It's Raining Words by Deborah Lytton: April Theme

We have had a lot of rain in Southern California this year. A lot of rain! But when I am writing, I no longer hear the patter of raindrops on the roof or the low rumble of thunder. I hear words.
Confession: I love words. Big words and small words and words I don't even know yet. Words are the basis of our work as writers and they are our most valuable tool besides our imaginations.
The right words placed in the exact right order can take a reader from joy to fear to sorrow. Kate DiCamillo uses sparse prose to tell her stories. And it is the simplicity of her sentence structure that gives her stories their complexity. I love all her books, but my absolute favorite is The Miraculous Journey of Edward Tulane.
Image result for the journey of edward tulane
In sentences of four words or less, Ms. DiCamillo wraps a story around the reader's heart where it will remain forever.

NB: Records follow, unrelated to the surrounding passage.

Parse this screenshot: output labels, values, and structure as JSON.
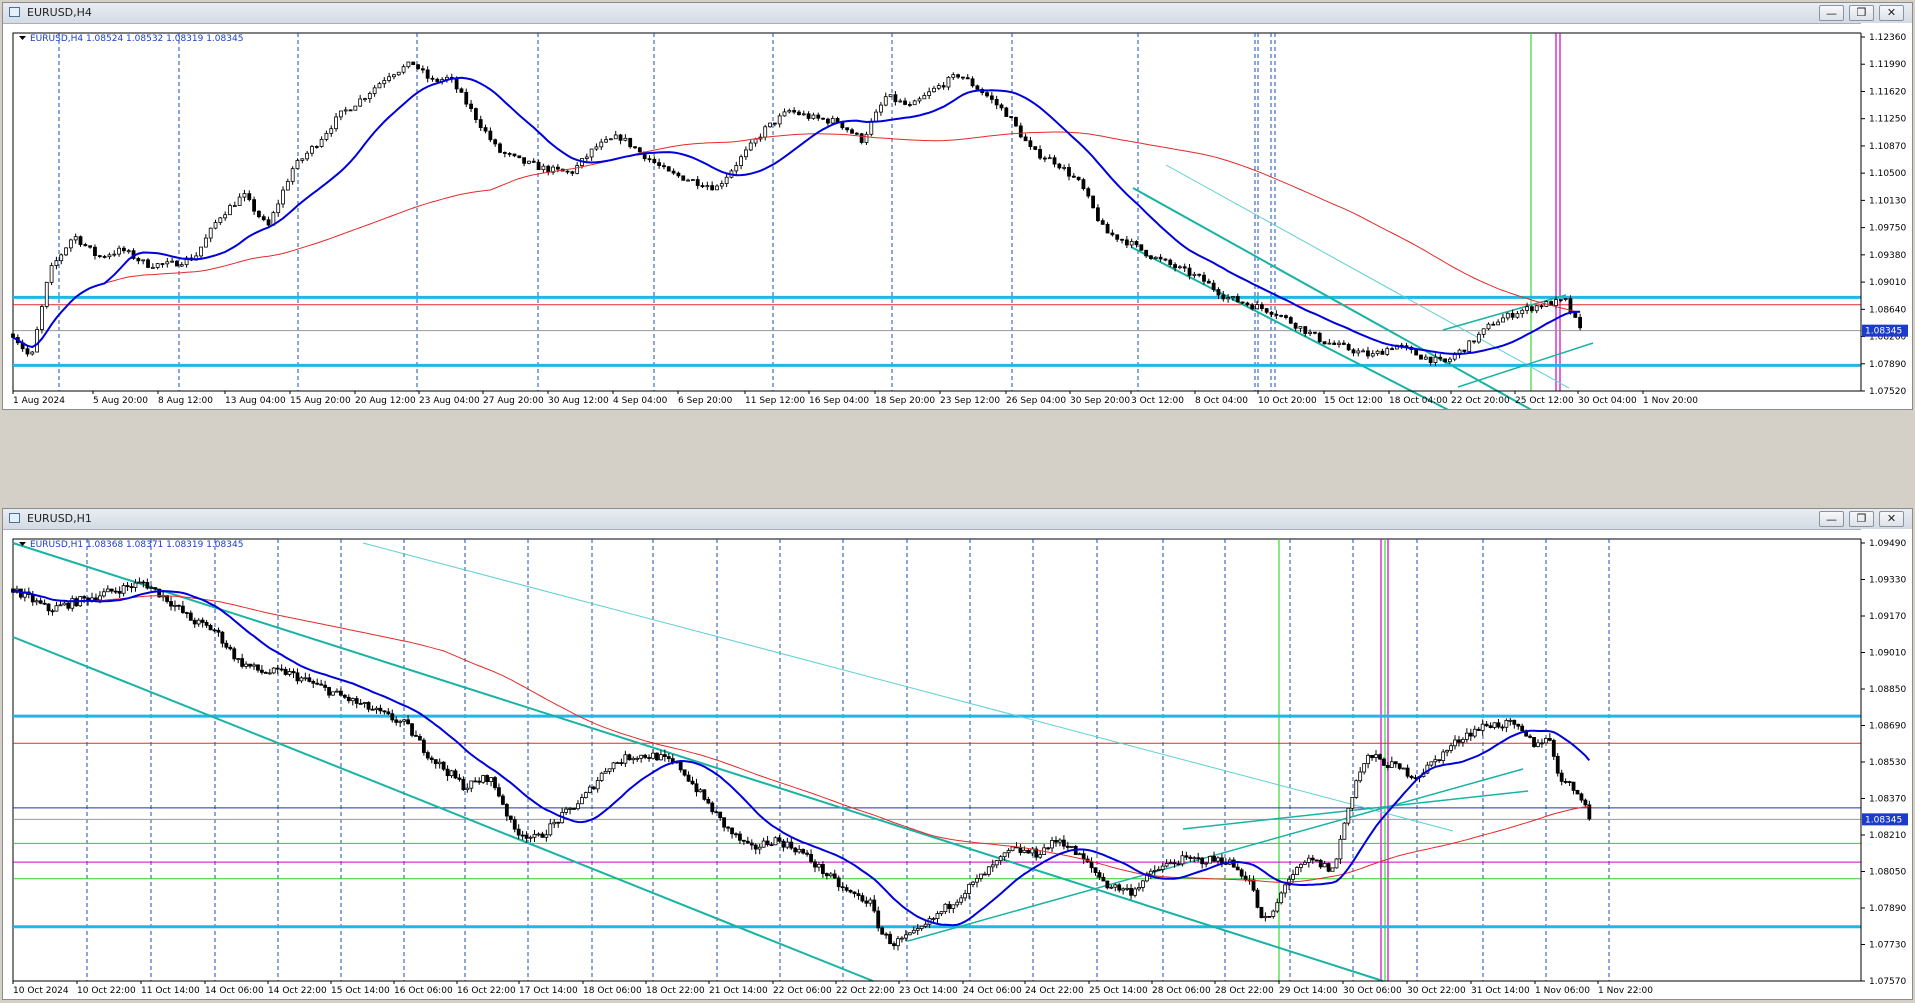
{
  "windows": [
    {
      "title": "EURUSD,H4",
      "info": "EURUSD,H4  1.08524 1.08532 1.08319 1.08345",
      "buttons": [
        "minimize",
        "restore",
        "close"
      ]
    },
    {
      "title": "EURUSD,H1",
      "info": "EURUSD,H1  1.08368 1.08371 1.08319 1.08345",
      "buttons": [
        "minimize",
        "restore",
        "close"
      ]
    }
  ],
  "colors": {
    "candle": "#000000",
    "ma_fast": "#0000dd",
    "ma_slow": "#e52a2a",
    "support_resistance": "#1fb8e6",
    "channel": "#19b3a3",
    "channel_light": "#5fcfd2",
    "vline_green": "#33dd33",
    "vline_magenta": "#cc00cc",
    "price_label_bg": "#1a3cc8",
    "grid_vline": "#1a4fb0"
  },
  "chart_data": [
    {
      "type": "candlestick",
      "symbol": "EURUSD",
      "timeframe": "H4",
      "ylim": [
        1.0752,
        1.1236
      ],
      "y_ticks": [
        "1.12360",
        "1.11990",
        "1.11620",
        "1.11250",
        "1.10870",
        "1.10500",
        "1.10130",
        "1.09750",
        "1.09380",
        "1.09010",
        "1.08640",
        "1.08260",
        "1.07890",
        "1.07520"
      ],
      "x_ticks": [
        "1 Aug 2024",
        "5 Aug 20:00",
        "8 Aug 12:00",
        "13 Aug 04:00",
        "15 Aug 20:00",
        "20 Aug 12:00",
        "23 Aug 04:00",
        "27 Aug 20:00",
        "30 Aug 12:00",
        "4 Sep 04:00",
        "6 Sep 20:00",
        "11 Sep 12:00",
        "16 Sep 04:00",
        "18 Sep 20:00",
        "23 Sep 12:00",
        "26 Sep 04:00",
        "30 Sep 20:00",
        "3 Oct 12:00",
        "8 Oct 04:00",
        "10 Oct 20:00",
        "15 Oct 12:00",
        "18 Oct 04:00",
        "22 Oct 20:00",
        "25 Oct 12:00",
        "30 Oct 04:00",
        "1 Nov 20:00"
      ],
      "current_price": "1.08345",
      "ohlc_last": {
        "open": 1.08524,
        "high": 1.08532,
        "low": 1.08319,
        "close": 1.08345
      },
      "approx_close_path": [
        [
          0,
          1.083
        ],
        [
          0.015,
          1.0795
        ],
        [
          0.03,
          1.0915
        ],
        [
          0.05,
          1.0965
        ],
        [
          0.07,
          1.0935
        ],
        [
          0.09,
          1.0945
        ],
        [
          0.11,
          1.0925
        ],
        [
          0.13,
          1.0925
        ],
        [
          0.15,
          1.0935
        ],
        [
          0.17,
          1.099
        ],
        [
          0.19,
          1.102
        ],
        [
          0.21,
          1.0975
        ],
        [
          0.23,
          1.1055
        ],
        [
          0.25,
          1.109
        ],
        [
          0.27,
          1.113
        ],
        [
          0.29,
          1.1155
        ],
        [
          0.31,
          1.1185
        ],
        [
          0.33,
          1.12
        ],
        [
          0.345,
          1.1175
        ],
        [
          0.36,
          1.118
        ],
        [
          0.38,
          1.113
        ],
        [
          0.4,
          1.108
        ],
        [
          0.42,
          1.1065
        ],
        [
          0.44,
          1.1055
        ],
        [
          0.46,
          1.105
        ],
        [
          0.48,
          1.1085
        ],
        [
          0.5,
          1.11
        ],
        [
          0.52,
          1.1075
        ],
        [
          0.54,
          1.105
        ],
        [
          0.56,
          1.104
        ],
        [
          0.58,
          1.103
        ],
        [
          0.6,
          1.107
        ],
        [
          0.62,
          1.111
        ],
        [
          0.64,
          1.1135
        ],
        [
          0.66,
          1.1125
        ],
        [
          0.68,
          1.112
        ],
        [
          0.7,
          1.1095
        ],
        [
          0.72,
          1.1155
        ],
        [
          0.74,
          1.114
        ],
        [
          0.76,
          1.1165
        ],
        [
          0.78,
          1.1185
        ],
        [
          0.8,
          1.116
        ],
        [
          0.82,
          1.113
        ],
        [
          0.84,
          1.108
        ],
        [
          0.86,
          1.1065
        ],
        [
          0.88,
          1.1035
        ],
        [
          0.9,
          1.097
        ],
        [
          0.92,
          1.0955
        ],
        [
          0.94,
          1.0935
        ],
        [
          0.96,
          1.092
        ],
        [
          0.98,
          1.0905
        ],
        [
          1.0,
          1.088
        ],
        [
          1.02,
          1.087
        ],
        [
          1.04,
          1.086
        ],
        [
          1.06,
          1.084
        ],
        [
          1.08,
          1.082
        ],
        [
          1.1,
          1.081
        ],
        [
          1.12,
          1.08
        ],
        [
          1.14,
          1.0815
        ],
        [
          1.16,
          1.08
        ],
        [
          1.18,
          1.079
        ],
        [
          1.2,
          1.0815
        ],
        [
          1.22,
          1.0845
        ],
        [
          1.24,
          1.086
        ],
        [
          1.26,
          1.087
        ],
        [
          1.28,
          1.0875
        ],
        [
          1.292,
          1.0835
        ]
      ],
      "horizontal_lines": [
        {
          "price": 1.088,
          "color": "#1fb8e6",
          "width": 3
        },
        {
          "price": 1.087,
          "color": "#e52a2a",
          "width": 1
        },
        {
          "price": 1.08345,
          "color": "#9a9a9a",
          "width": 1
        },
        {
          "price": 1.0787,
          "color": "#1fb8e6",
          "width": 3
        }
      ]
    },
    {
      "type": "candlestick",
      "symbol": "EURUSD",
      "timeframe": "H1",
      "ylim": [
        1.0757,
        1.0967
      ],
      "y_ticks": [
        "1.09490",
        "1.09330",
        "1.09170",
        "1.09010",
        "1.08850",
        "1.08690",
        "1.08530",
        "1.08370",
        "1.08210",
        "1.08050",
        "1.07890",
        "1.07730",
        "1.07570"
      ],
      "x_ticks": [
        "10 Oct 2024",
        "10 Oct 22:00",
        "11 Oct 14:00",
        "14 Oct 06:00",
        "14 Oct 22:00",
        "15 Oct 14:00",
        "16 Oct 06:00",
        "16 Oct 22:00",
        "17 Oct 14:00",
        "18 Oct 06:00",
        "18 Oct 22:00",
        "21 Oct 14:00",
        "22 Oct 06:00",
        "22 Oct 22:00",
        "23 Oct 14:00",
        "24 Oct 06:00",
        "24 Oct 22:00",
        "25 Oct 14:00",
        "28 Oct 06:00",
        "28 Oct 22:00",
        "29 Oct 14:00",
        "30 Oct 06:00",
        "30 Oct 22:00",
        "31 Oct 14:00",
        "1 Nov 06:00",
        "1 Nov 22:00"
      ],
      "current_price": "1.08345",
      "ohlc_last": {
        "open": 1.08368,
        "high": 1.08371,
        "low": 1.08319,
        "close": 1.08345
      },
      "approx_close_path": [
        [
          0,
          1.0945
        ],
        [
          0.03,
          1.0935
        ],
        [
          0.06,
          1.094
        ],
        [
          0.09,
          1.0945
        ],
        [
          0.11,
          1.0948
        ],
        [
          0.13,
          1.094
        ],
        [
          0.15,
          1.093
        ],
        [
          0.17,
          1.0925
        ],
        [
          0.19,
          1.091
        ],
        [
          0.21,
          1.0905
        ],
        [
          0.23,
          1.0905
        ],
        [
          0.25,
          1.09
        ],
        [
          0.27,
          1.0895
        ],
        [
          0.29,
          1.089
        ],
        [
          0.31,
          1.0885
        ],
        [
          0.33,
          1.088
        ],
        [
          0.35,
          1.0865
        ],
        [
          0.37,
          1.0855
        ],
        [
          0.38,
          1.085
        ],
        [
          0.4,
          1.0855
        ],
        [
          0.41,
          1.0845
        ],
        [
          0.42,
          1.083
        ],
        [
          0.44,
          1.0825
        ],
        [
          0.46,
          1.0835
        ],
        [
          0.48,
          1.0845
        ],
        [
          0.5,
          1.086
        ],
        [
          0.52,
          1.0865
        ],
        [
          0.54,
          1.0865
        ],
        [
          0.56,
          1.086
        ],
        [
          0.58,
          1.0845
        ],
        [
          0.6,
          1.083
        ],
        [
          0.62,
          1.082
        ],
        [
          0.64,
          1.0825
        ],
        [
          0.66,
          1.082
        ],
        [
          0.68,
          1.081
        ],
        [
          0.7,
          1.08
        ],
        [
          0.72,
          1.0795
        ],
        [
          0.73,
          1.078
        ],
        [
          0.74,
          1.0775
        ],
        [
          0.76,
          1.078
        ],
        [
          0.78,
          1.079
        ],
        [
          0.8,
          1.08
        ],
        [
          0.82,
          1.081
        ],
        [
          0.84,
          1.082
        ],
        [
          0.86,
          1.0818
        ],
        [
          0.88,
          1.0825
        ],
        [
          0.9,
          1.0815
        ],
        [
          0.92,
          1.0803
        ],
        [
          0.94,
          1.08
        ],
        [
          0.96,
          1.081
        ],
        [
          0.98,
          1.0815
        ],
        [
          1.0,
          1.0815
        ],
        [
          1.02,
          1.0815
        ],
        [
          1.04,
          1.0805
        ],
        [
          1.05,
          1.0785
        ],
        [
          1.06,
          1.079
        ],
        [
          1.07,
          1.0805
        ],
        [
          1.09,
          1.0815
        ],
        [
          1.11,
          1.081
        ],
        [
          1.12,
          1.0835
        ],
        [
          1.13,
          1.0855
        ],
        [
          1.14,
          1.0865
        ],
        [
          1.16,
          1.086
        ],
        [
          1.18,
          1.0855
        ],
        [
          1.2,
          1.0865
        ],
        [
          1.22,
          1.0875
        ],
        [
          1.24,
          1.088
        ],
        [
          1.26,
          1.088
        ],
        [
          1.27,
          1.0875
        ],
        [
          1.28,
          1.087
        ],
        [
          1.29,
          1.0875
        ],
        [
          1.3,
          1.0855
        ],
        [
          1.31,
          1.085
        ],
        [
          1.32,
          1.0845
        ],
        [
          1.325,
          1.0834
        ]
      ],
      "horizontal_lines": [
        {
          "price": 1.0884,
          "color": "#1fb8e6",
          "width": 3
        },
        {
          "price": 1.0871,
          "color": "#e52a2a",
          "width": 1
        },
        {
          "price": 1.084,
          "color": "#2233aa",
          "width": 1
        },
        {
          "price": 1.08345,
          "color": "#9a9a9a",
          "width": 1
        },
        {
          "price": 1.0823,
          "color": "#33cc33",
          "width": 1
        },
        {
          "price": 1.0814,
          "color": "#cc00cc",
          "width": 1
        },
        {
          "price": 1.0806,
          "color": "#33cc33",
          "width": 1
        },
        {
          "price": 1.0783,
          "color": "#1fb8e6",
          "width": 3
        }
      ]
    }
  ]
}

"I'm broken. My heart is broken. Help me."
                          The Miraculous Journey of Edward Tulane, Page 149.

"The door closed. The bell tinkled.
 And Edward was alone."
                          The Miraculous Journey of Edward Tulane, Page 177.

Every word has an important role to play in spare prose. If it isn't essential, then it doesn't belong. I think it takes a great deal of discipline to parse sentences down to their barest form. So today, as a writing exercise, challenge yourself to write a scene using sentences of five words or less. See what you can do with the perfect four words.

Happy writing!


  1. It's a wonderful challenge to try and convey deep thought and meaning in as few words as possible. Thanks for the powerful reminder of just how important EVERY word is in our writing.

  2. This is EXACTLY what I'm attempting to do with my next MG!

  3. What great sentences from Kate DiCamillo! I've been writing a lot of poetry this month, and I'm FINALLY learning the deep truth of the adage to which I've always given lip service: less is more.


Post a Comment